Top of Exercise materials
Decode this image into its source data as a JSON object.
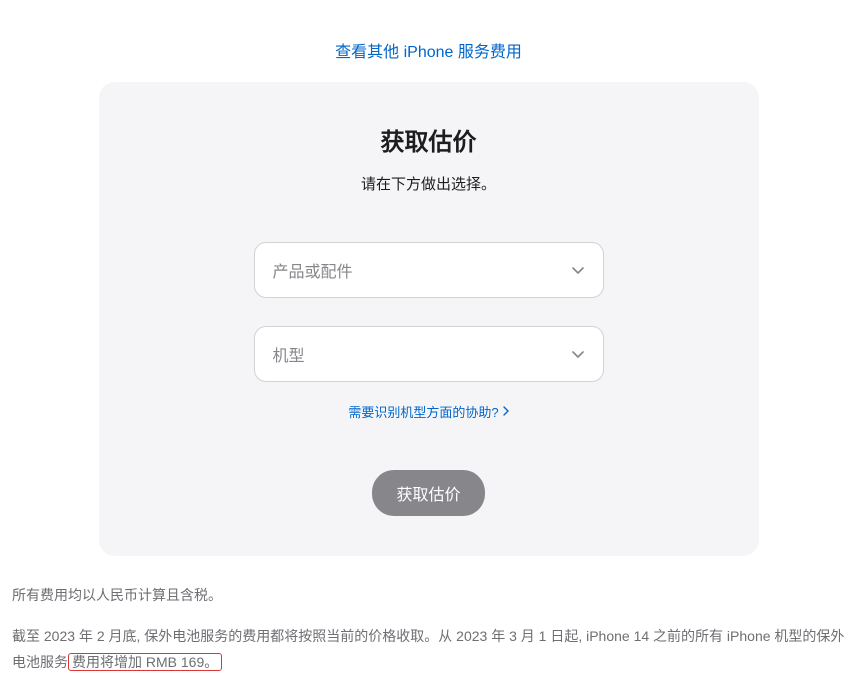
{
  "topLink": {
    "text": "查看其他 iPhone 服务费用"
  },
  "card": {
    "title": "获取估价",
    "subtitle": "请在下方做出选择。",
    "select1": {
      "placeholder": "产品或配件"
    },
    "select2": {
      "placeholder": "机型"
    },
    "helpLink": "需要识别机型方面的协助?",
    "submitButton": "获取估价"
  },
  "footer": {
    "line1": "所有费用均以人民币计算且含税。",
    "line2_part1": "截至 2023 年 2 月底, 保外电池服务的费用都将按照当前的价格收取。从 2023 年 3 月 1 日起, iPhone 14 之前的所有 iPhone 机型的保外电池服务",
    "line2_highlight": "费用将增加 RMB 169。"
  }
}
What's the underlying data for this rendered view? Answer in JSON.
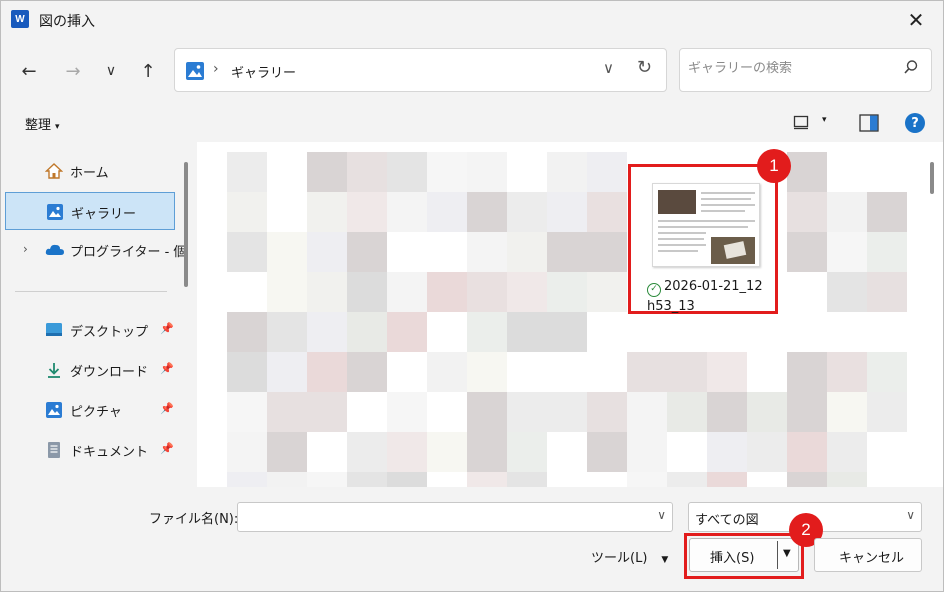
{
  "window": {
    "title": "図の挿入",
    "app_icon": "W"
  },
  "nav": {
    "back_icon": "←",
    "forward_icon": "→",
    "recent_icon": "∨",
    "up_icon": "↑",
    "address_sep": "›",
    "address_path": "ギャラリー",
    "address_dropdown": "∨",
    "refresh_icon": "↻",
    "search_placeholder": "ギャラリーの検索"
  },
  "toolbar": {
    "organize_label": "整理",
    "organize_caret": "▾",
    "view_caret": "▾",
    "help_label": "?"
  },
  "sidebar": {
    "items": [
      {
        "label": "ホーム"
      },
      {
        "label": "ギャラリー",
        "selected": true
      },
      {
        "label": "プログライター - 個",
        "chevron": "›"
      },
      {
        "label": "デスクトップ",
        "pin": "📌"
      },
      {
        "label": "ダウンロード",
        "pin": "📌"
      },
      {
        "label": "ピクチャ",
        "pin": "📌"
      },
      {
        "label": "ドキュメント",
        "pin": "📌"
      }
    ]
  },
  "content": {
    "selected_file": {
      "name_line1": "2026-01-21_12",
      "name_line2": "h53_13",
      "status_icon": "✓"
    }
  },
  "annotations": {
    "badge1": "1",
    "badge2": "2",
    "highlight_color": "#e21c1c"
  },
  "footer": {
    "filename_label": "ファイル名(N):",
    "filename_value": "",
    "filename_dropdown": "∨",
    "filter_value": "すべての図",
    "filter_dropdown": "∨",
    "tools_label": "ツール(L)",
    "tools_caret": "▼",
    "insert_label": "挿入(S)",
    "insert_arrow": "▼",
    "cancel_label": "キャンセル"
  }
}
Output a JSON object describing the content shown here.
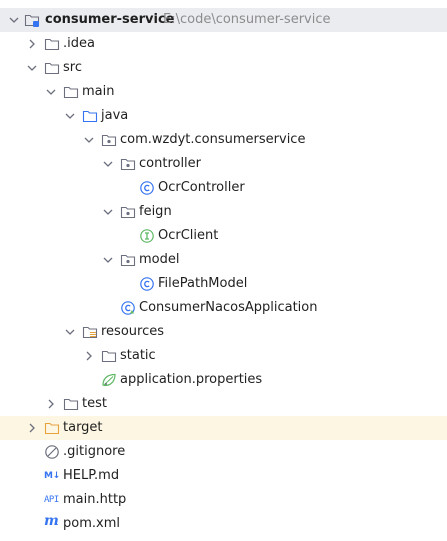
{
  "project": {
    "name": "consumer-service",
    "path": "E:\\code\\consumer-service"
  },
  "items": [
    {
      "label": ".idea"
    },
    {
      "label": "src"
    },
    {
      "label": "main"
    },
    {
      "label": "java"
    },
    {
      "label": "com.wzdyt.consumerservice"
    },
    {
      "label": "controller"
    },
    {
      "label": "OcrController"
    },
    {
      "label": "feign"
    },
    {
      "label": "OcrClient"
    },
    {
      "label": "model"
    },
    {
      "label": "FilePathModel"
    },
    {
      "label": "ConsumerNacosApplication"
    },
    {
      "label": "resources"
    },
    {
      "label": "static"
    },
    {
      "label": "application.properties"
    },
    {
      "label": "test"
    },
    {
      "label": "target"
    },
    {
      "label": ".gitignore"
    },
    {
      "label": "HELP.md"
    },
    {
      "label": "main.http"
    },
    {
      "label": "pom.xml"
    }
  ],
  "icon_labels": {
    "markdown": "M↓",
    "http": "API",
    "maven": "m"
  },
  "colors": {
    "selection": "#ebecf0",
    "excluded_bg": "#fdf6e3",
    "folder": "#6c707e",
    "source_folder": "#3574f0",
    "class_icon": "#3574f0",
    "interface_icon": "#5fb865",
    "excluded_folder": "#e6a23c",
    "path_text": "#8c8c8c"
  }
}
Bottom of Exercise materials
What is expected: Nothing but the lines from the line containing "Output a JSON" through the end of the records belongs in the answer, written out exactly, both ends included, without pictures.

Solution for this exercise:
Output a JSON object describing the content shown here.
{
  "project": {
    "name": "consumer-service",
    "path": "E:\\code\\consumer-service"
  },
  "items": [
    {
      "label": ".idea"
    },
    {
      "label": "src"
    },
    {
      "label": "main"
    },
    {
      "label": "java"
    },
    {
      "label": "com.wzdyt.consumerservice"
    },
    {
      "label": "controller"
    },
    {
      "label": "OcrController"
    },
    {
      "label": "feign"
    },
    {
      "label": "OcrClient"
    },
    {
      "label": "model"
    },
    {
      "label": "FilePathModel"
    },
    {
      "label": "ConsumerNacosApplication"
    },
    {
      "label": "resources"
    },
    {
      "label": "static"
    },
    {
      "label": "application.properties"
    },
    {
      "label": "test"
    },
    {
      "label": "target"
    },
    {
      "label": ".gitignore"
    },
    {
      "label": "HELP.md"
    },
    {
      "label": "main.http"
    },
    {
      "label": "pom.xml"
    }
  ],
  "icon_labels": {
    "markdown": "M↓",
    "http": "API",
    "maven": "m"
  },
  "colors": {
    "selection": "#ebecf0",
    "excluded_bg": "#fdf6e3",
    "folder": "#6c707e",
    "source_folder": "#3574f0",
    "class_icon": "#3574f0",
    "interface_icon": "#5fb865",
    "excluded_folder": "#e6a23c",
    "path_text": "#8c8c8c"
  }
}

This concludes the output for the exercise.